Introducing children to a new partner
New relationships are often a reminder that the role of parent is not an easy one, let alone after a separation. As that new relationship takes shape, a particular challenge looms large – how to introduce your children to the person you have been seeing.
Introducing a new partner
The introduction of a new person, taking the place once filled by a child’s parent, must be managed thoughtfully and delicately. Children have often been through their own grieving process for the ‘family’ relationship which was lost to them as their parents separated. Some children even naively hold hope for the reconciliation of their parents and for life to be ‘like it was before.’ Seeing a new person on the scene can represent the loss of that chance in the eyes of children, triggering anger towards you and resentment towards the perceived ‘interloper’. This is sure to be the death knell of your new relationship.
So how do you introduce a new partner to your children? Here are some tips:
Don’t jump the gun
Give new relationships time to become cemented before considering an introduction. Children can be easily confused, if introduced to someone new who is out of the picture soon afterwards.
Don’t do the ‘ambush’
People rarely react well when things are sprung on them. Put yourself in that position, meeting your former partner’s new boyfriend or girlfriend without warning. You would likely be awkward, self-conscious, saying all the wrong things, and wishing that you could have been mentally prepared for that encounter. Children are no different. They won’t warm to the experience if it is a surprise.
Provide some context
Before any introduction meeting, let the children know how you met your new partner, what you like about them, and what you have in common. This helps with their understanding of your partner as a real person and why it is that you have wanted to spend time with them.
Give your co-parent a ‘heads up’
Do your co-parent the courtesy of letting them know that you will be starting a new chapter. If the co-parenting relationship is strained, simply let them know that you are seeing someone new, and that you will be introducing that person to the children. Don’t let your co-parent find out about any new relationship via the children as it has the potential to create some co-parenting dysfunction.
Reassure, reassure and reassure
Reassure your children that you love them and while you will no longer live as a family in the way you did, you will always be family in the sense of being ‘mum’ and ‘dad’, and that nothing can change that. Children who know that they are loved, and that they will still have a relationship with both their mum and dad, are less likely to feel that the arrival of someone new on the scene is a form of ‘replacement’, and more likely to accept it as being non-threatening.
Keep it simple
Give some thought to a non-threatening environment for the introduction. A physical distraction like bowling or putt putt can ‘soften’ the experience. Avoid long-term activities, such as camping, which can make children feel trapped if things do not go to plan.
Don’t move too quickly

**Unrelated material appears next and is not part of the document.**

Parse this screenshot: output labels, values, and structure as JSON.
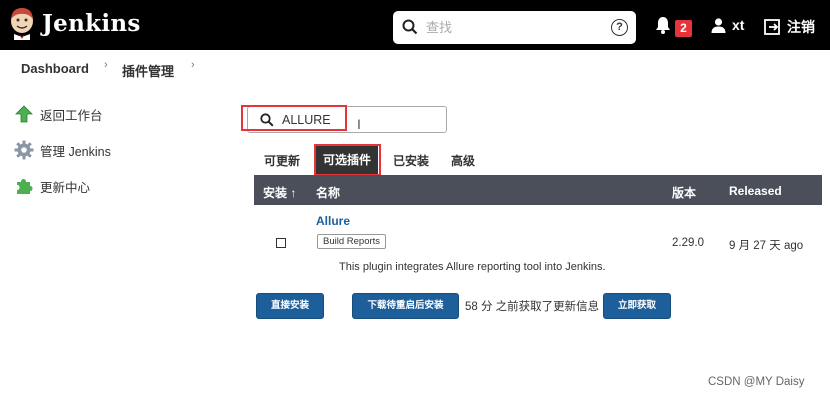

No matter how successful the initial meeting, it best not to implement immediate change. Don’t move in with your partner straight away. Children are likely to feel less threatened if, after an initial meeting, other encounters can unfold.
Sometimes your new partner will have been through a similar experience, and have children of their own. A new partner, as well as new child relationships, can be a lot to take in. Give thought as to whether the introduction should be ‘stepped’ so that your children are meeting your partner first, and their children later.
Get professional help
If you are hitting a brick wall in conceiving the introduction, or if an attempted introduction did not go to plan, consider getting some expert help. See a counsellor or family therapist to help you with this important step. They have seen it all before, and will be able to help you develop a strategy which works for your children, and your situation.
Your objective is to allow your new relationship to be able to progress, while also ensuring that your children are not destabilised by it. This is easy to lose sight of particularly when you are experiencing strong reactions from children. Hard as it will be, press ahead. Unresolved situations achieve nothing and will linger only to return another day.
By Dan Bottrell, Jones Mitchell Lawyers for Families Magazine – Gold Coast